What the exercise asks
Each line of the data below that carries the word "true" needs to be copied.

[Entries taken from a collection]
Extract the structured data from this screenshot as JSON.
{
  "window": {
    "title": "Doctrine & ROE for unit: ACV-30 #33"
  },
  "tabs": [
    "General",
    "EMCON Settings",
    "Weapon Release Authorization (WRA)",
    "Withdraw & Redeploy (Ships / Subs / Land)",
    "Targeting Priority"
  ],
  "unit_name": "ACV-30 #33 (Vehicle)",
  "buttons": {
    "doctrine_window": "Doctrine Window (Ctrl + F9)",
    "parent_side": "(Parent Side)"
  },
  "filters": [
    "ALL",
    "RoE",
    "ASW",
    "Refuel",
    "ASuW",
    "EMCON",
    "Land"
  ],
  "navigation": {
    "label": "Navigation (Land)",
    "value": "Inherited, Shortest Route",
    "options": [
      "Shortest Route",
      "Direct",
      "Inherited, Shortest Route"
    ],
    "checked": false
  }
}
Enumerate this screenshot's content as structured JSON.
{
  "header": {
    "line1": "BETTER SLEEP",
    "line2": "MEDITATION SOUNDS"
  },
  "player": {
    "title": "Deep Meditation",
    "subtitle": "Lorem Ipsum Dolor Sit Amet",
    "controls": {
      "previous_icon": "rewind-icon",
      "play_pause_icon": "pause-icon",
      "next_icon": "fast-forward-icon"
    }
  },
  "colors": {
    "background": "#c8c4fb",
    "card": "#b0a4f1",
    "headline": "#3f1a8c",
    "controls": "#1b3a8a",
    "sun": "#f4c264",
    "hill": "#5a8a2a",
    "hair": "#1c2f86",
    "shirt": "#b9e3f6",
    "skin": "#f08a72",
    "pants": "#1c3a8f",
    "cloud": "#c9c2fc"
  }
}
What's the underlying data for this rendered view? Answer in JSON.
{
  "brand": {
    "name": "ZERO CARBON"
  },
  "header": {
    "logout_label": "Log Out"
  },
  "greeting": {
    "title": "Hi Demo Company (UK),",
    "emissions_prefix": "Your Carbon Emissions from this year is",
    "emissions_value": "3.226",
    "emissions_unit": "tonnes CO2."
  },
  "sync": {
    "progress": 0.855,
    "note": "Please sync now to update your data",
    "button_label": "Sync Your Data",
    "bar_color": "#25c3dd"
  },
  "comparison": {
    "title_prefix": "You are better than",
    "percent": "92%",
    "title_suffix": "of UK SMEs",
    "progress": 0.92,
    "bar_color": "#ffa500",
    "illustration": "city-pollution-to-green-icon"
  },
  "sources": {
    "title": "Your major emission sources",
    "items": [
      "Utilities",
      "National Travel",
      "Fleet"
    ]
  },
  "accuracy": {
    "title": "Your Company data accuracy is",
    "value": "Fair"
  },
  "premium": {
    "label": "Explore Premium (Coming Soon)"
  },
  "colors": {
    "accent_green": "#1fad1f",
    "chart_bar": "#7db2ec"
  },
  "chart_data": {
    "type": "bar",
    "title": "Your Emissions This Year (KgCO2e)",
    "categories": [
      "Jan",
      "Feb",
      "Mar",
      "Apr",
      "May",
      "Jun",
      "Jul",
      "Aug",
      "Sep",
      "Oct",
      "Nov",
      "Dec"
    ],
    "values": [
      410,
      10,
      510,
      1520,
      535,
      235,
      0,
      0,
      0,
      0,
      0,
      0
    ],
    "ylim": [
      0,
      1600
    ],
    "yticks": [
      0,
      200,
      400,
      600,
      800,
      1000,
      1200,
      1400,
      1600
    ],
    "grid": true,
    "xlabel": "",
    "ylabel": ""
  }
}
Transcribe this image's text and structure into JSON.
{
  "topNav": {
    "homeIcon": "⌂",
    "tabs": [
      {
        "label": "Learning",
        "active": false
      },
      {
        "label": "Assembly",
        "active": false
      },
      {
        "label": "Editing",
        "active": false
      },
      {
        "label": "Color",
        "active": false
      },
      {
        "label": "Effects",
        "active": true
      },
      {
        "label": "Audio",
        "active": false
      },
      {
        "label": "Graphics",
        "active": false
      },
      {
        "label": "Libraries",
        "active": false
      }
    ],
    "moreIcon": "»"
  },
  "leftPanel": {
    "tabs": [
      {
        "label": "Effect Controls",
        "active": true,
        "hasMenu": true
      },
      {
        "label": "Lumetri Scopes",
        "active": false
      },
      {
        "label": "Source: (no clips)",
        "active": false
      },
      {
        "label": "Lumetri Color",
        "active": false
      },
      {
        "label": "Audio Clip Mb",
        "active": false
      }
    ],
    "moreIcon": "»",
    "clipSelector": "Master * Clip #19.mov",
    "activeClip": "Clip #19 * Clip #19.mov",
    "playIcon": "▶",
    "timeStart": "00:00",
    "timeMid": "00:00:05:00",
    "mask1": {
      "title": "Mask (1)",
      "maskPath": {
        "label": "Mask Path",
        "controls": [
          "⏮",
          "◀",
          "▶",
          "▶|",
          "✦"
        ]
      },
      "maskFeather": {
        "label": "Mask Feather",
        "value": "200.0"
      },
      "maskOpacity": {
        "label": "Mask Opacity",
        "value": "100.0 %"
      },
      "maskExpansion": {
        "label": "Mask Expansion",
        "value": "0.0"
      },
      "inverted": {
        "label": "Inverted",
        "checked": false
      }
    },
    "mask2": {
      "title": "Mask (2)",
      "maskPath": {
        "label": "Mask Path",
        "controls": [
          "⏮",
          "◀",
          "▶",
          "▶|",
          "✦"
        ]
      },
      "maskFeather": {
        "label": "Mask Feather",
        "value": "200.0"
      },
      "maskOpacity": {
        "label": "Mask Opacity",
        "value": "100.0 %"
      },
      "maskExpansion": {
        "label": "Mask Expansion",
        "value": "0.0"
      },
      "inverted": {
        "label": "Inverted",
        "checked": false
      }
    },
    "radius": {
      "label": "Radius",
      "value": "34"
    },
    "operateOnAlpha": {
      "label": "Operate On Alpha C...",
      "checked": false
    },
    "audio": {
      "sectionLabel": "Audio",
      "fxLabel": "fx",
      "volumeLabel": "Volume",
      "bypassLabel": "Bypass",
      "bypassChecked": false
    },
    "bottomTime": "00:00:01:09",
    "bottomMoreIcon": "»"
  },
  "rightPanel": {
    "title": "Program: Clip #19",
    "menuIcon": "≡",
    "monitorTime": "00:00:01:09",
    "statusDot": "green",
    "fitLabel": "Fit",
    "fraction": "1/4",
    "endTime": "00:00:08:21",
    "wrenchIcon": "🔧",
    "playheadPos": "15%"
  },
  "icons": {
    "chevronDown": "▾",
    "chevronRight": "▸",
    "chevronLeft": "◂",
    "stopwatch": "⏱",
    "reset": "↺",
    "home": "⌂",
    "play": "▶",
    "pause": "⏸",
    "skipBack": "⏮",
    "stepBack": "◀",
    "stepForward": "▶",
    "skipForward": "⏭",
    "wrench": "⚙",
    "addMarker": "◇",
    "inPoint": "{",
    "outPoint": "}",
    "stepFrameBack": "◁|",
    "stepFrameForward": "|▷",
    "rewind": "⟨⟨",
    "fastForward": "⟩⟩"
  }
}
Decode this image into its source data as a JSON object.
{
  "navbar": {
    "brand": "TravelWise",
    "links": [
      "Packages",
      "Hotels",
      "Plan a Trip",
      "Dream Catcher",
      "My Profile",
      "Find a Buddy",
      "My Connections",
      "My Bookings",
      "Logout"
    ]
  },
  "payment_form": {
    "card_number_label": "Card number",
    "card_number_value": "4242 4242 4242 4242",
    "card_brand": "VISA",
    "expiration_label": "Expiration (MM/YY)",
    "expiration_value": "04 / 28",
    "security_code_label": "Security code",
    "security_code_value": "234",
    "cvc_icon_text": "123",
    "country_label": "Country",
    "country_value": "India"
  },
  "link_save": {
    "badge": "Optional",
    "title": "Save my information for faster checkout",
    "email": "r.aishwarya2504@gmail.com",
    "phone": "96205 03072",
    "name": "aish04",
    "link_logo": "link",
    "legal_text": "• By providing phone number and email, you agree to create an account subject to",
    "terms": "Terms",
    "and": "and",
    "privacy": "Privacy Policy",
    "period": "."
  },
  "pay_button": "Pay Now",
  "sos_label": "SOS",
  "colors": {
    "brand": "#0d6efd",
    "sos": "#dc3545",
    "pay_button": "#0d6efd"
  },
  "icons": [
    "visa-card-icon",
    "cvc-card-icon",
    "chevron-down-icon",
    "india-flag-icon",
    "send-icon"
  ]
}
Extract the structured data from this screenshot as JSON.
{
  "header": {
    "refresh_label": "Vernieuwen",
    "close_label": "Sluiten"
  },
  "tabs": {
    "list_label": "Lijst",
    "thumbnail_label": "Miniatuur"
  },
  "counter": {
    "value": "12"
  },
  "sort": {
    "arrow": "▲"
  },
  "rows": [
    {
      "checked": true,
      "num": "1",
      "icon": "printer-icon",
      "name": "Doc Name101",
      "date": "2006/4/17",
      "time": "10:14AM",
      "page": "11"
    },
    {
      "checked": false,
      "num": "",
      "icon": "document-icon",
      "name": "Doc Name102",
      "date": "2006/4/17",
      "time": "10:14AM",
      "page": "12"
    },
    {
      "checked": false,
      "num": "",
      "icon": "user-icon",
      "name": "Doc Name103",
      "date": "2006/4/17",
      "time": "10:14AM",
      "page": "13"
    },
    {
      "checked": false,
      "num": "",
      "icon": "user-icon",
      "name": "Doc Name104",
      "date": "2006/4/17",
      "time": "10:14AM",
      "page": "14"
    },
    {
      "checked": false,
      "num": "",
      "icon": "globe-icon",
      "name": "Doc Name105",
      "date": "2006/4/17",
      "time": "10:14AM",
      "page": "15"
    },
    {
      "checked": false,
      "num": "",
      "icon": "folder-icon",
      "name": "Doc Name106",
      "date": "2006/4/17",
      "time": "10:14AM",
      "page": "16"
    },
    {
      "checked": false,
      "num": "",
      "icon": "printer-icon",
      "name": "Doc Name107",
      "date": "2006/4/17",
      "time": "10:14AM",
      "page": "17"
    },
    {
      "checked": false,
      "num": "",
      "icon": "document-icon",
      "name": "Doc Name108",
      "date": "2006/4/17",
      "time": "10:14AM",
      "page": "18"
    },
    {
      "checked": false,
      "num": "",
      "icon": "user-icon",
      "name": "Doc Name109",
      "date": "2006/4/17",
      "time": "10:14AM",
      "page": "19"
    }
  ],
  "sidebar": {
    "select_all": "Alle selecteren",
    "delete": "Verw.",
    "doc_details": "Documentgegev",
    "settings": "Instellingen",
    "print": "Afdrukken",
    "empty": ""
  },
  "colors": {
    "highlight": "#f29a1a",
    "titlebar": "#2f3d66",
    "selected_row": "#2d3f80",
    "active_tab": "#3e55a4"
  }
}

Result below
    "grid": true,
        "active": true
        "active": true,
        "hasMenu": true
      "checked": true,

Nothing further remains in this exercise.